(Items from an interface collection)
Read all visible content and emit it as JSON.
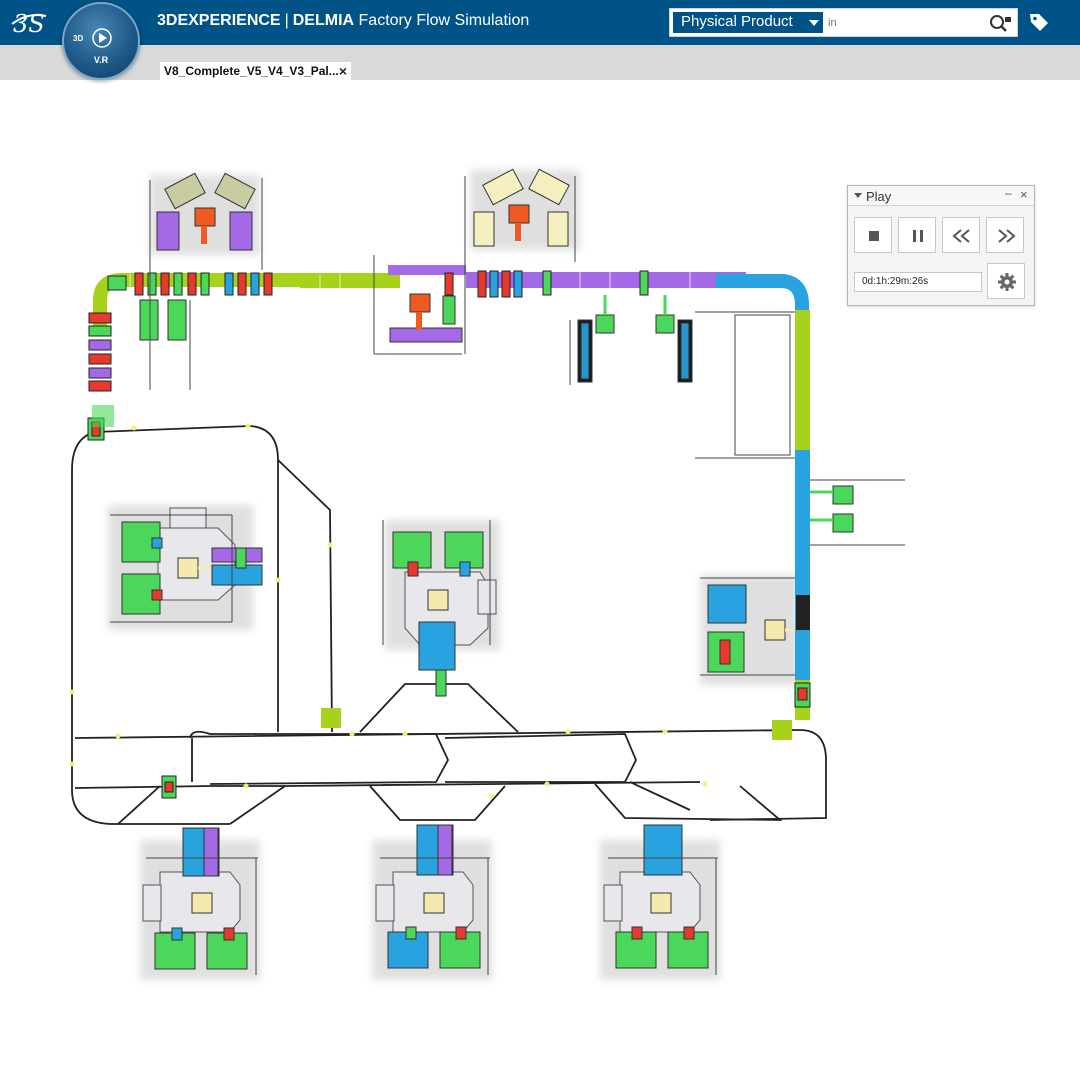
{
  "header": {
    "brand": "3DEXPERIENCE",
    "separator": "|",
    "product": "DELMIA",
    "app_name": "Factory Flow Simulation",
    "compass_label": "V.R",
    "compass_3d": "3D"
  },
  "search": {
    "scope": "Physical Product",
    "placeholder": "in"
  },
  "tabs": [
    {
      "label": "V8_Complete_V5_V4_V3_Pal...",
      "close": "×"
    }
  ],
  "play_panel": {
    "title": "Play",
    "minimize": "–",
    "close": "×",
    "buttons": [
      "stop-icon",
      "pause-icon",
      "rewind-icon",
      "fast-forward-icon"
    ],
    "time": "0d:1h:29m:26s",
    "settings": "gear-icon"
  },
  "colors": {
    "header_bg": "#005386",
    "conveyor_green": "#a6d21c",
    "conveyor_blue": "#29a3e0",
    "conveyor_purple": "#a469e6",
    "machine_green": "#4bd85a",
    "part_red": "#e8392f",
    "robot_orange": "#ee5a22"
  }
}
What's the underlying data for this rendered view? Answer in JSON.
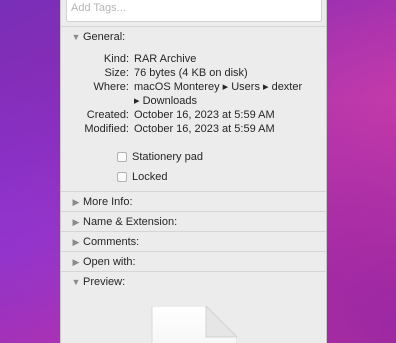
{
  "tags": {
    "placeholder": "Add Tags..."
  },
  "general": {
    "header": "General:",
    "rows": [
      {
        "key": "Kind:",
        "value": "RAR Archive"
      },
      {
        "key": "Size:",
        "value": "76 bytes (4 KB on disk)"
      },
      {
        "key": "Where:",
        "value": "macOS Monterey ▸ Users ▸ dexter"
      },
      {
        "key": "",
        "value": "▸ Downloads"
      },
      {
        "key": "Created:",
        "value": "October 16, 2023 at 5:59 AM"
      },
      {
        "key": "Modified:",
        "value": "October 16, 2023 at 5:59 AM"
      }
    ],
    "stationery_label": "Stationery pad",
    "locked_label": "Locked"
  },
  "sections": {
    "more_info": "More Info:",
    "name_extension": "Name & Extension:",
    "comments": "Comments:",
    "open_with": "Open with:",
    "preview": "Preview:"
  },
  "icons": {
    "expanded": "chevron-down-icon",
    "collapsed": "chevron-right-icon",
    "preview": "document-icon"
  },
  "colors": {
    "window_bg": "#ececec",
    "text": "#262626",
    "wallpaper_start": "#7a2fb8",
    "wallpaper_end": "#c9359a"
  }
}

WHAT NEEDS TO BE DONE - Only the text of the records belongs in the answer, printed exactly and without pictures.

EXERCISE RESULT -
Read all visible content and emit it as JSON.
{
  "header": {
    "brand": "3DEXPERIENCE",
    "separator": "|",
    "product": "DELMIA",
    "app_name": "Factory Flow Simulation",
    "compass_label": "V.R",
    "compass_3d": "3D"
  },
  "search": {
    "scope": "Physical Product",
    "placeholder": "in"
  },
  "tabs": [
    {
      "label": "V8_Complete_V5_V4_V3_Pal...",
      "close": "×"
    }
  ],
  "play_panel": {
    "title": "Play",
    "minimize": "–",
    "close": "×",
    "buttons": [
      "stop-icon",
      "pause-icon",
      "rewind-icon",
      "fast-forward-icon"
    ],
    "time": "0d:1h:29m:26s",
    "settings": "gear-icon"
  },
  "colors": {
    "header_bg": "#005386",
    "conveyor_green": "#a6d21c",
    "conveyor_blue": "#29a3e0",
    "conveyor_purple": "#a469e6",
    "machine_green": "#4bd85a",
    "part_red": "#e8392f",
    "robot_orange": "#ee5a22"
  }
}
What's the underlying data for this rendered view? Answer in JSON.
{
  "tags": {
    "placeholder": "Add Tags..."
  },
  "general": {
    "header": "General:",
    "rows": [
      {
        "key": "Kind:",
        "value": "RAR Archive"
      },
      {
        "key": "Size:",
        "value": "76 bytes (4 KB on disk)"
      },
      {
        "key": "Where:",
        "value": "macOS Monterey ▸ Users ▸ dexter"
      },
      {
        "key": "",
        "value": "▸ Downloads"
      },
      {
        "key": "Created:",
        "value": "October 16, 2023 at 5:59 AM"
      },
      {
        "key": "Modified:",
        "value": "October 16, 2023 at 5:59 AM"
      }
    ],
    "stationery_label": "Stationery pad",
    "locked_label": "Locked"
  },
  "sections": {
    "more_info": "More Info:",
    "name_extension": "Name & Extension:",
    "comments": "Comments:",
    "open_with": "Open with:",
    "preview": "Preview:"
  },
  "icons": {
    "expanded": "chevron-down-icon",
    "collapsed": "chevron-right-icon",
    "preview": "document-icon"
  },
  "colors": {
    "window_bg": "#ececec",
    "text": "#262626",
    "wallpaper_start": "#7a2fb8",
    "wallpaper_end": "#c9359a"
  }
}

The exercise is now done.